But the decision has been welcomed by bus bosses.
Stagecoach says the Quality Contract Scheme would have proved ‘unaffordable, inflexible and high risk’.
Stagecoach group chief executive Martin Griffiths said: “We welcome the Review Board’s confirmation that the core franchising proposal was unaffordable, inflexible, high risk and not in the public interest.
“Tyne and Wear already has 90% bus customer satisfaction, amongst the highest levels of bus use in the country, and smart ticketing is being introduced across the region. Franchising does nothing to build on that successful, high-quality network.
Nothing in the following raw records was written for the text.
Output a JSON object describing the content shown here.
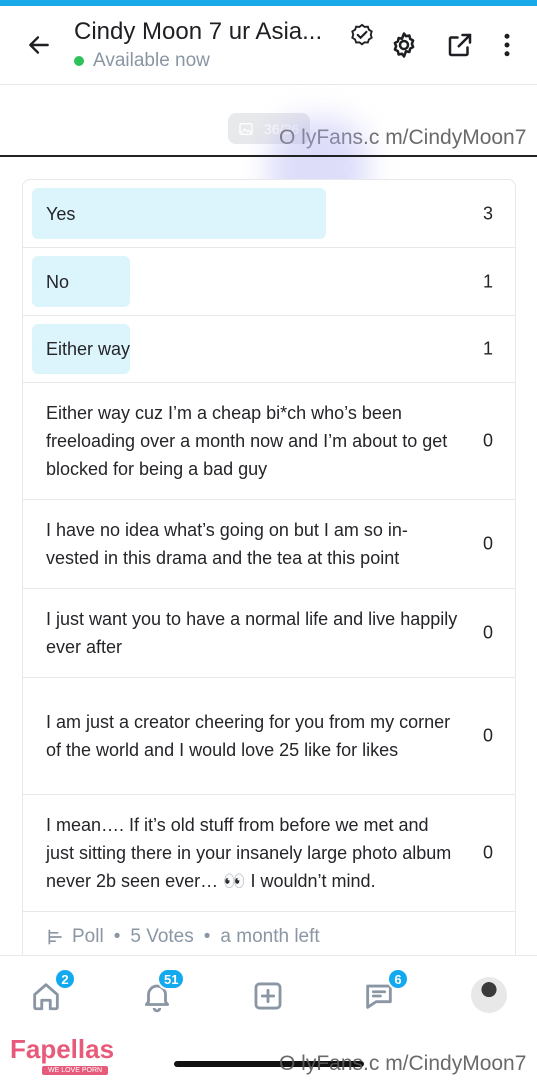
{
  "header": {
    "title": "Cindy Moon 7 ur Asia...",
    "status": "Available now"
  },
  "media_badge": "36/36",
  "watermark_text": "O lyFans.c m/CindyMoon7",
  "poll": {
    "options": [
      {
        "label": "Yes",
        "votes": "3",
        "share": 0.6
      },
      {
        "label": "No",
        "votes": "1",
        "share": 0.2
      },
      {
        "label": "Either way",
        "votes": "1",
        "share": 0.2
      },
      {
        "label": "Either way cuz I’m a cheap bi*ch who’s been freeloading over a month now and I’m about to get blocked for being a bad guy",
        "votes": "0",
        "share": 0
      },
      {
        "label": "I have no idea what’s going on but I am so in-vested in this drama and the tea at this point",
        "votes": "0",
        "share": 0
      },
      {
        "label": "I just want you to have a normal life and live happily ever after",
        "votes": "0",
        "share": 0
      },
      {
        "label": "I am just a creator cheering for you from my corner of the world and I would love 25 like for likes",
        "votes": "0",
        "share": 0
      },
      {
        "label": "I mean…. If it’s old stuff from before we met and just sitting there in your insanely large photo album never 2b seen ever… 👀 I wouldn’t mind.",
        "votes": "0",
        "share": 0
      }
    ],
    "footer": {
      "type": "Poll",
      "votes": "5 Votes",
      "time_left": "a month left"
    }
  },
  "nav": {
    "home_badge": "2",
    "notifications_badge": "51",
    "messages_badge": "6"
  },
  "logo": {
    "name": "Fapellas",
    "tagline": "WE LOVE PORN"
  },
  "colors": {
    "accent": "#12a9ef",
    "vote_fill": "#dcf4fb",
    "online": "#2fc25b"
  }
}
“Nexus’s franchising plans envisaged no more buses, no new routes and no more services. When subjected to proper public scrutiny, it admitted its plan had a close to one in three chance of financial failure, it had no money to fund the bus network after 10 years and it had made numerous multi-million-pound mistakes in its calculations.
“We would urge the North East Combined Authority to respect the findings of the Review Board, and put passengers and local people first, by abandoning the misguided franchising plans.
“Instead, we call on them to work in partnership with bus operators to build on Tyne and Wear’s excellent bus network and deliver on our joint responsibility to give local people even better bus services.”
Kevin Carr, managing director of Go North East, added “The report, which follows the formal board hearing in July at which Nexus’s plans were independently scrutinised, confirms our belief that the proposed scheme for Tyne and Wear would not be good value for money for bus passengers or council tax payers when compared to the partnership proposal.
“Go North East has always believed that it already provides good quality, value-for-money services that meet customer’s needs at no risk to the tax payer. This is supported by one of the highest passenger satisfaction ratings in the UK, of 90%, by the government’s own independent watchdog Transport Focus.
“Collaboration and partnership working are particular strengths for Go North East and we believe that this approach provides the best foundations for a good public transport network. We will therefore continue to work with our key strategic partners, including the North East Combined Authority, to continually improve services for our customers and the North East economy.”